There is another world, but it is inside this one

(Paul Éluard)

Emma Elizabeth Tillman is an American writer, director and photographer based in Los Angeles. She works with analogue film photography, as well as moving image. She made her directorial debut with the short film The History of Caves in 2013 and her first feature length film is due to be completed in 2018.

Her first debut exhibition: Disco Ball Soul opens at GALLERY 46, London and is comprised of more than 90 small scale collages created over a ten year period. The collages are constructed from photographs taken by Tillman and feature fragments from her personal diaries written in ink onto masking tape. The exhibition also features fourteen large scale photographs.

You say that Disco Ball Soul is a reflection of your desire to hide yourself behind your images yet your images often include yourself. Albeit you are often obscured or faded out of the shot but this feels a little contradictory in message. Can you explain further the title and why it was chosen?

The origin of the title comes from my husband. He once told me I was born with a disco ball soul, that I reflect the world outward and allow myself to be seen only in the glimpses of what I capture. When he said this to me it was a revelation. I think when you are given a gift of such insight into your own work, it is important to make something out of it.
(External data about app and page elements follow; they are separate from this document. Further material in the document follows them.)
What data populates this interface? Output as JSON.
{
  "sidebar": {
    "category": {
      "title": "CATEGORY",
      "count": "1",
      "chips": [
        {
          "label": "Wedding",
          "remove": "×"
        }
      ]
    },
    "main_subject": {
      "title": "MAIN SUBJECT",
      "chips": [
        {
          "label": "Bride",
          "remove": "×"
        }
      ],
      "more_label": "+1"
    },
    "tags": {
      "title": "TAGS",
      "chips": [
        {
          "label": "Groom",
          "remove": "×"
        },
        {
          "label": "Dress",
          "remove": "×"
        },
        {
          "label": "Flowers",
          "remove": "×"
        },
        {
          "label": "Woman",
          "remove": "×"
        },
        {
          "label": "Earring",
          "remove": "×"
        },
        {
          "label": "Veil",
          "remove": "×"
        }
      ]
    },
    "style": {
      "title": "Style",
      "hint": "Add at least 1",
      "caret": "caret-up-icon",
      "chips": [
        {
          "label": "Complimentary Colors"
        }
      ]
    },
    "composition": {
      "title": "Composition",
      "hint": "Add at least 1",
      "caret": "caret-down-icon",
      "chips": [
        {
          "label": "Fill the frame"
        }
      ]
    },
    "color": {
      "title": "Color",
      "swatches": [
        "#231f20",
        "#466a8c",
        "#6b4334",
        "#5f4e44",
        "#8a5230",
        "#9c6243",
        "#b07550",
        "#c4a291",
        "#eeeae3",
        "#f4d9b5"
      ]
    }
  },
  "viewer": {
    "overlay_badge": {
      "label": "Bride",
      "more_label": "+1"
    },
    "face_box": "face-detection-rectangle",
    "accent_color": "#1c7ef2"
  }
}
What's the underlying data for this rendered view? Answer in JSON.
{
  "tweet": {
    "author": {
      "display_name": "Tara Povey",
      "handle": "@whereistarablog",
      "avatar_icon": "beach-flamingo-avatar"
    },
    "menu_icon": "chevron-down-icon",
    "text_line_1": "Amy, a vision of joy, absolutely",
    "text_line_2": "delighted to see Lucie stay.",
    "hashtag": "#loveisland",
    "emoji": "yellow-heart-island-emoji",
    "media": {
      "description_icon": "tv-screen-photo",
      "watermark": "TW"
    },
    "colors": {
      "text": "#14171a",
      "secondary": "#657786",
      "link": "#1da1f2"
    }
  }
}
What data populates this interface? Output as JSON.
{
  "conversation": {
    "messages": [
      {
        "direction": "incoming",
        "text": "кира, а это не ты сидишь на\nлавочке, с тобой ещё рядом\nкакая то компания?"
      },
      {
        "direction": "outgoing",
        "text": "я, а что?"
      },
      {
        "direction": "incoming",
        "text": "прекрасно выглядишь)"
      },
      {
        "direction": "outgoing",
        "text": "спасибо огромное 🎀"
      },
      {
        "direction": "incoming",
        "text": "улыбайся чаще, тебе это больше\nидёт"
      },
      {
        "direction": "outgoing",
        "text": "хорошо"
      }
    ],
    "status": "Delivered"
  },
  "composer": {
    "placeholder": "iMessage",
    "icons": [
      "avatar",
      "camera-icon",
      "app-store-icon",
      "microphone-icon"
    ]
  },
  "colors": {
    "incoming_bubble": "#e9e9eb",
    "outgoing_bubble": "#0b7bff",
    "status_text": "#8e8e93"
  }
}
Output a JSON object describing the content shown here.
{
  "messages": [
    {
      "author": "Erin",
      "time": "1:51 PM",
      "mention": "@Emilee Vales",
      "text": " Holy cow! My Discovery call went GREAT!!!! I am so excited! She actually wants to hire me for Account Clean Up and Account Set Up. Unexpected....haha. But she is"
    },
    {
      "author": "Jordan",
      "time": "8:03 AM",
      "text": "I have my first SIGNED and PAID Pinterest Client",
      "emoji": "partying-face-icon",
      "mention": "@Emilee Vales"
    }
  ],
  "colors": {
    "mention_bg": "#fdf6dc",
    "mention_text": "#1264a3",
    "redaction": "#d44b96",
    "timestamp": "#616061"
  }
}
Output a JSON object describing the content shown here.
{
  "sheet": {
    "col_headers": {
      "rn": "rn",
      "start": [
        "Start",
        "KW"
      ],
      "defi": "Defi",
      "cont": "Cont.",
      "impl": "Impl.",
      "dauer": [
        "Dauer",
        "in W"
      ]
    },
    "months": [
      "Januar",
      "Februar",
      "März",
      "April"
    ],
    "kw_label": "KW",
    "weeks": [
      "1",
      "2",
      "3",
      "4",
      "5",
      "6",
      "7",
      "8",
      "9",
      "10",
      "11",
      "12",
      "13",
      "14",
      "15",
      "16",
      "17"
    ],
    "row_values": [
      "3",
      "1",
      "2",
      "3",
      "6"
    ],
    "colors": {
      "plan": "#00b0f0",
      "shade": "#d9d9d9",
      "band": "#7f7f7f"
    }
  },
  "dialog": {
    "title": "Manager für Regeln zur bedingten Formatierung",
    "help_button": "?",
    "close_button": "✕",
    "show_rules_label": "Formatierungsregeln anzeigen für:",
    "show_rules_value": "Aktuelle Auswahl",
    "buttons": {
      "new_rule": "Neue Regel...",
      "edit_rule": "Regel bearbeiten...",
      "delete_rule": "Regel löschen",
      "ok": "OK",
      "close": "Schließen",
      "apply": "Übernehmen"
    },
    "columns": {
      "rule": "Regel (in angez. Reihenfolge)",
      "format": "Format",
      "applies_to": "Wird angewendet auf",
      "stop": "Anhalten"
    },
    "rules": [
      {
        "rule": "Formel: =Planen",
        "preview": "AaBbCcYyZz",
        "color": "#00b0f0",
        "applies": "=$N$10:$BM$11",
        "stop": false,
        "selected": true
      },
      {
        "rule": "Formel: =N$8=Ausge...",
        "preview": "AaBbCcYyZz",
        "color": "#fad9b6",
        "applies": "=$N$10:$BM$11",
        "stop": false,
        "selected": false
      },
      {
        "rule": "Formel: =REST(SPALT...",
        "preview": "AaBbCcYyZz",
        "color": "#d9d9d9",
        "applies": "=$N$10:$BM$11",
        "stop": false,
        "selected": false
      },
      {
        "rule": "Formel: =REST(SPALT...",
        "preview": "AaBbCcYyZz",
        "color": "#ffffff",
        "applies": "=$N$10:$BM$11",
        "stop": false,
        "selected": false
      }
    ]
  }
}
Who takes those particular shots – are they taken on a timer and therefore in essence a ‘selfie’?

Self-portraiture as a means of artistic expression existed long before the notion of the selfie, and holds an important role in art history. My work is part of that tradition. The answer to the first part of your question is yes, the self-portraits are taken with a self-timer on the camera. I am the only person in the room when the photo is taken.

Artists have a role in society to capture moments in time and share them with an audience. However how do you feel your images and ‘moments’ fit within society? What is their purpose other than being an extension of yourself?

I think everyone can relate to what they see in my work. The images are mostly very quotidian; taking a bath, standing with the person you love, images of rearranging my underwear drawer or friends in swimming pools. They are elevating the banal into something beautiful. I wait for the right moment, the right light and it captures something elevated about reality.

I can only work with what I have. I wish I could have contributed to the world by being a scientist or a doctor, but I have only these particular means at my disposal. I create to make people see beauty in my own life and also in their own life. The stories I tell are relatable to most people on a root level. I think that connects people and makes them feel less isolated.

Why collage? And what / who inspired this form of working for you?

The collages came simply from a desire to combine writing and photographs. The tape was really born out of necessity, when I first started making them I had no other materials to work with, and once I started to use masking tape to fix them to the paper, I liked the way they looked. It then became an aesthetic choice. Over time I got better at making it look good.

Have you always carried a diary with you and why is it important to you?

I wrote half-heartedly in a diary as a little girl, and when I look at them now, they were less about my life and more about my dream life. As I got older and started to form as an artist, writing in a diary became a way for me to process my feelings and emotions privately. I don’t like talking about my feelings very much, I want to understand first how I really feel about something before I articulate it to others. The diary is very important to my secret life and a good tool for me to use in my life as an artist and with the people I love.

Why do you feel you need to share these ‘words’ as well as the visuals with an external audience?

I suppose it goes back to the aforementioned desire to share my own experience with others so that they might consider their own within a similar context. I also think the words are important because they play with the mystery. We always want to know more about someone else’s life, just look at the gossip columns! The words provide context for the image, it tells more the story but at the same time they aren’t easy to read. There’s some play between myself and the viewer.

This is your debut exhibition – why are you undertaking it in London and why Gallery 46?

Very simply I was asked to have an exhibition at GALLERY 46. But I’m happy about being in London, I like the history here and the gallery space (housed in two Georgian townhouses) suits my work well.

And why now?

Why now, why then, why ever!

Your works have an essence of nostalgia in both tone and styling making them almost like film stills – is this intentional or accidental?

I am also a filmmaker, so this vision is infused into all I do whether I am writing, taking pictures, or making movies.

Do you have a favourite historical artist and if so who and why?

Too many to count, but what links them all together is their ability to create a language and a world. A few that come to me right away are Sigmar Polke, Louise Bourgeois, Julian Schnabel, Yoko Ono, and Carlo Zinelli.

Favourite place to escape to?

My office.

Which piece within this exhibition are you most proud of and why?

I can’t say if there is one in particular, but the photographs of my time spent living in France are special to me because they point toward my future work while still being so unformed.

How do you see your practice developing and where would you like to be in 10 years’ time?

I would like to be still taking photographs and making films, making more books, and finding new ways to make art. I would like to be surprised by where I have arrived.

Disco Ball Soul is at GALLERY 46 in London from the 11 to 30 August 2017.